Search the data for the string "VibeTube" and copy each line where it turns up.

(Items from a data source)
+ + + +
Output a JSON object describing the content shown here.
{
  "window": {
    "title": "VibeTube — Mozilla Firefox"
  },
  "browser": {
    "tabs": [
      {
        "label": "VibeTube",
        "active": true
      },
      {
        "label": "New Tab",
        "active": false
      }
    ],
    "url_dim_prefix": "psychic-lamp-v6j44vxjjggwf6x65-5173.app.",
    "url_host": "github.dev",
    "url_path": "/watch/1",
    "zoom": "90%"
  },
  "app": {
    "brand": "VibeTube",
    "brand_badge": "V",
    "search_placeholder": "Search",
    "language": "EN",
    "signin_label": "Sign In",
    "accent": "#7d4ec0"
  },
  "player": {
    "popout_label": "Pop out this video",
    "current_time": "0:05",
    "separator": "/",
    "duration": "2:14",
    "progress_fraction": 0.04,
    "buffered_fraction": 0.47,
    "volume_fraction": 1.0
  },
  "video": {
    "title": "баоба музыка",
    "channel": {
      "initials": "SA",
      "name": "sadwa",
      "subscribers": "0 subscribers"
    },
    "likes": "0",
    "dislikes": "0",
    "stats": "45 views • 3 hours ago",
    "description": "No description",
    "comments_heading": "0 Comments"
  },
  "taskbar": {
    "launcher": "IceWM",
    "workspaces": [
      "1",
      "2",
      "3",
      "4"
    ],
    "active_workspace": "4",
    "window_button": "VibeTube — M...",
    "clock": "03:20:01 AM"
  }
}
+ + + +
* OUTPUT OF THE EXERCISE
    "title": "VibeTube — Mozilla Firefox"
        "label": "VibeTube",
    "brand": "VibeTube",
    "window_button": "VibeTube — M...",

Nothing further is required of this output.